I love musicals and have a particular joy in hearing recurring motifs. Do you know what I mean? When you’re listening to the instrumental parts of the musical, a motif sneaks into a current piece that reminds you of a scene that happened earlier in the musical. Sometimes, it brings the emotions from that earlier scene into the current one and we, as the audience, are like “oh, that reminds me of…”
The Sound of Music, Hamilton, as well as so many other musicals are full of those little hints.
I thought about motifs this week when I was reading the Biblical Christmas story. Particularly when reading Matthew 1:23:
“Behold, the virgin shall conceive and bear a son, and they shall call his name Immanuel” (which means, God with us).
As profound as this verse is (and should be), the idea of God being with his people is not a “new” idea in Matthew 1. In fact, there a numerous verses about God being with his people from Isaiah 41:10, Joshua 1:9, Deuteronomy 31:6, and the well-known Psalm 23 (verse 4 in particular) all the way into the New Testament where the announcement of Jesus’ birth to a young virgin named Mary and beyond.
Jesus himself continues the theme later in Matthew (Note, it’s Matthew again. Coincidence? I think not!) In Matthew 28:20, Jesus is ascending after his resurrection and says, “And behold, I am with you always, to the end of the age.”
Interesting that in the first chapter of Matthew and the last chapter, we have this idea repeated. God with us.
A motif, of sorts, right? When Jesus mentions this about himself at the end of Matthew, it causes me to harken back to Matthew 1 when the angel starts off Jesus’ earthly story with the same theme. Kind of like God is just reminding everyone, “I was with you at the beginning and I’m going to be with you always. I mean it.”

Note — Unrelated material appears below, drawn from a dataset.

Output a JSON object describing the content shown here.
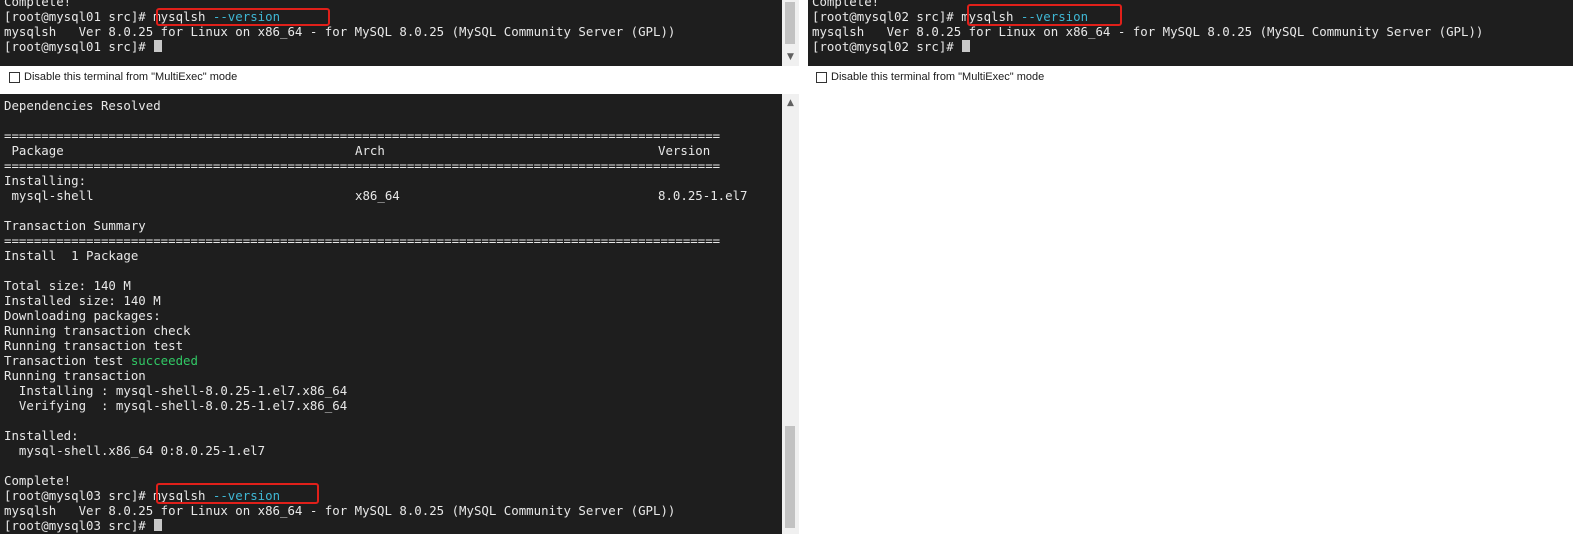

If we really think about this idea of God being with us, it’s rather mind-boggling.
- God – the Creator of the Universe whose mere words brought life, space, earth, and everything else into existence. His WORDs created, ordered, and beautified all we see and know (and many things we can’t see or know). THIS is the being who is with us. Who holds our souls, who heals our broken-heartedness, who understands our sorrows, who makes our paths straight, who loves us. And the same power within his WORDS came into “flesh” in the birth of Jesus. Whoa!
- With – The Free Dictionary Online defines “with” as “in the company of” or “alongside”. It’s also important to note it is in present tense, not past or future, especially if we refer to Jesus’ statement “I AM with you always”. There’s no qualifier for when Jesus is with us. He means…Right now. Wherever we are and in whatever circumstances we find ourselves. He is WITH us. Romans 8:38-39 reminds us, “For I am sure that neither death nor life, nor angels nor rulers, nor things present nor things to come, nor powers, nor height nor depth, nor anything else in all creation, will be able to separate us from the love of God in Christ Jesus our Lord.” So when God is with us, He is ALWAYS with us. Everywhere. We are never alone, lost, forgotten, too far gone, or out of his reach. He is always present with us.

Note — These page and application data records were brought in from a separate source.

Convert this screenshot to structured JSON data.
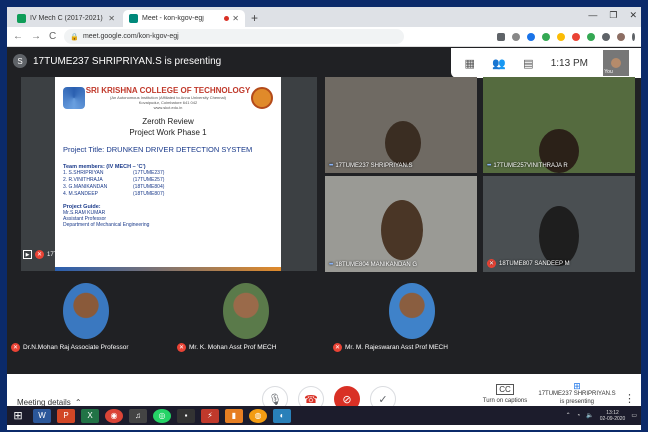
{
  "browser": {
    "tabs": [
      {
        "title": "IV Mech C (2017-2021) Project C",
        "favicon_color": "#0f9d58",
        "active": false
      },
      {
        "title": "Meet - kon-kgov-egj",
        "favicon_color": "#00897b",
        "active": true
      }
    ],
    "new_tab": "+",
    "url": "meet.google.com/kon-kgov-egj",
    "window_controls": [
      "—",
      "❐",
      "✕"
    ]
  },
  "meet": {
    "presenter_initial": "S",
    "presenter_text": "17TUME237 SHRIPRIYAN.S is presenting",
    "time": "1:13 PM",
    "you_label": "You",
    "slide": {
      "college": "SRI KRISHNA COLLEGE OF TECHNOLOGY",
      "sub1": "(An Autonomous Institution |Affiliated to Anna University Chennai)",
      "sub2": "Kovaipudur, Coimbatore 641 042",
      "sub3": "www.skct.edu.in",
      "review": "Zeroth Review",
      "phase": "Project Work Phase 1",
      "project_title": "Project Title: DRUNKEN DRIVER DETECTION SYSTEM",
      "team_heading": "Team members: (IV MECH – 'C')",
      "members": [
        {
          "name": "1.  S.SHRIPRIYAN",
          "id": "(17TUME237)"
        },
        {
          "name": "2.  R.VINITHRAJA",
          "id": "(17TUME257)"
        },
        {
          "name": "3.  G.MANIKANDAN",
          "id": "(18TUME804)"
        },
        {
          "name": "4.  M.SANDEEP",
          "id": "(18TUME807)"
        }
      ],
      "guide_heading": "Project Guide:",
      "guide_lines": [
        "Mr.S.RAM KUMAR",
        "Assistant Professor",
        "Department of Mechanical Engineering"
      ],
      "tile_name": "17T"
    },
    "participants": [
      {
        "name": "17TUME237 SHRIPRIYAN.S",
        "bg": "#6f6a63",
        "muted": false
      },
      {
        "name": "17TUME257VINITHRAJA R",
        "bg": "#556b3f",
        "muted": false
      },
      {
        "name": "18TUME804 MANIKANDAN G",
        "bg": "#9a9a95",
        "muted": false
      },
      {
        "name": "18TUME807 SANDEEP M",
        "bg": "#4a4f52",
        "muted": true
      }
    ],
    "bottom_participants": [
      {
        "name": "Dr.N.Mohan Raj Associate Professor",
        "color": "#3a78c0"
      },
      {
        "name": "Mr. K. Mohan Asst Prof MECH",
        "color": "#5a7a4a"
      },
      {
        "name": "Mr. M. Rajeswaran Asst Prof MECH",
        "color": "#3f82c9"
      }
    ],
    "controls": {
      "meeting_details": "Meeting details",
      "captions": "Turn on captions",
      "cc": "CC",
      "presenting_line1": "17TUME237 SHRIPRIYAN.S",
      "presenting_line2": "is presenting"
    }
  },
  "taskbar": {
    "apps": [
      {
        "label": "W",
        "color": "#2b579a"
      },
      {
        "label": "P",
        "color": "#d24726"
      },
      {
        "label": "X",
        "color": "#217346"
      },
      {
        "label": "◉",
        "color": "#db4437"
      },
      {
        "label": "♫",
        "color": "#444"
      },
      {
        "label": "◎",
        "color": "#25d366"
      },
      {
        "label": "▪",
        "color": "#333"
      },
      {
        "label": "⚡",
        "color": "#c0392b"
      },
      {
        "label": "▮",
        "color": "#e67e22"
      },
      {
        "label": "◍",
        "color": "#f39c12"
      },
      {
        "label": "◐",
        "color": "#2980b9"
      }
    ],
    "time": "13:12",
    "date": "02-09-2020"
  }
}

- Us – Who is us? Our pastor brought the reminder this past weekend at our church’s Christmas concert. Perhaps, we can look a little farther in the Christmas story at a spectacular nocturnal visit to a bunch of outcast shepherds near Bethlehem (at some point, we should talk about the importance of God choosing shepherds to hear this first birth announcement.) :-). The host of angels sings to the shepherds, “Glory to God in the highest, and on earth peace among those with whom he is pleased!” (ESV) Hmm, who are those? His kids. Those who are a part of God’s family. Those who have been called, saved, born-again—whichever word you choose to use—are the ones who not only say God is Creator and King, but also call him “Father”. His special love for His kids give us assurance of His constancy, care, and continual closeness to us, no matter the circumstances.

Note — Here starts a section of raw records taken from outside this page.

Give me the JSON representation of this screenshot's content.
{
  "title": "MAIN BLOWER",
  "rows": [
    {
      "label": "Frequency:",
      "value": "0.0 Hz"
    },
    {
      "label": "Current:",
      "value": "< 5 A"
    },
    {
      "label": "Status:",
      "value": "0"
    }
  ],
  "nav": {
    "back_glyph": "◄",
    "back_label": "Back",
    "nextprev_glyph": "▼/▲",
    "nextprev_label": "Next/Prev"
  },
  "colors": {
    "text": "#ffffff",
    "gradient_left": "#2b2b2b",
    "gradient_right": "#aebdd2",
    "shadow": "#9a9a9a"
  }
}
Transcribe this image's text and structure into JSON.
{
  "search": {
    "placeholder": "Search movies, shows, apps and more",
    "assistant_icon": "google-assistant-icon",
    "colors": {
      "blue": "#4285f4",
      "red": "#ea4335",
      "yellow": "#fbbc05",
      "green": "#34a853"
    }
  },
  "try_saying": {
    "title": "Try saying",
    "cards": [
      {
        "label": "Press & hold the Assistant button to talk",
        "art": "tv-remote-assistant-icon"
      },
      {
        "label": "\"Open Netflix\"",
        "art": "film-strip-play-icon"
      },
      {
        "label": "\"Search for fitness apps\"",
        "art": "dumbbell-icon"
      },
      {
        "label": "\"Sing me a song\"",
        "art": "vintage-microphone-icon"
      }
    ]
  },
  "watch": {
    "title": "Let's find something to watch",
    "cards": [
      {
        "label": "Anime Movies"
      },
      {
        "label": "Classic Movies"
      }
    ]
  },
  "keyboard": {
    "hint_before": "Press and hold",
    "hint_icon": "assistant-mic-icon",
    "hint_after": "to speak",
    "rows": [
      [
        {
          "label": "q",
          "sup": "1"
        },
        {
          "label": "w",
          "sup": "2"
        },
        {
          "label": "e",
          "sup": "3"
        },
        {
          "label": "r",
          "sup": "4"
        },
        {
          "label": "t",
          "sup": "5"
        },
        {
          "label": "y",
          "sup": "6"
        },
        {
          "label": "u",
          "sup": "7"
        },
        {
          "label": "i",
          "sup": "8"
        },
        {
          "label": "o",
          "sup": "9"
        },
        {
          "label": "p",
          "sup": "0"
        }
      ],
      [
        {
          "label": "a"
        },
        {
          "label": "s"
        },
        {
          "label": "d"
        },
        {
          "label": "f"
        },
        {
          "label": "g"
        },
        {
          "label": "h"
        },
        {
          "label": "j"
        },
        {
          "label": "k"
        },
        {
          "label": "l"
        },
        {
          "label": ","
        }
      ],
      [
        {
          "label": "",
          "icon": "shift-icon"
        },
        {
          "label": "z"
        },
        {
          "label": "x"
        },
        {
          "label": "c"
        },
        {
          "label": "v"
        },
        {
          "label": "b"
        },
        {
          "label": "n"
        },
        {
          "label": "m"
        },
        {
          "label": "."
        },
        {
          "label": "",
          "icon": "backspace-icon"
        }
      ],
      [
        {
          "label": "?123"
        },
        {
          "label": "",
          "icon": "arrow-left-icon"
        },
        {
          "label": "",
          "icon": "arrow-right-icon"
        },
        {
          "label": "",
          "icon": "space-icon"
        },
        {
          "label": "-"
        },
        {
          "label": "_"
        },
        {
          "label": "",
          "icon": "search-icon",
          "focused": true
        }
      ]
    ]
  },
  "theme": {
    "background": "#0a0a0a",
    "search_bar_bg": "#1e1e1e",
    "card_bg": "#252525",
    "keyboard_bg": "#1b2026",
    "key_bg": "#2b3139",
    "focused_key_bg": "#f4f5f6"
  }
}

It’s a wonderful reminder this time of year, maybe especially after the past two years we’ve all lived through, to remember that God is not some distant, uninvolved ruler, but throughout history He has come to His people to show his love and rescue them. The culmination of millennia of God’s fingerprints throughout history comes in the very real fingerprints of “God in flesh” as a baby in Bethlehem born to provide the ultimate rescue of God’s kids.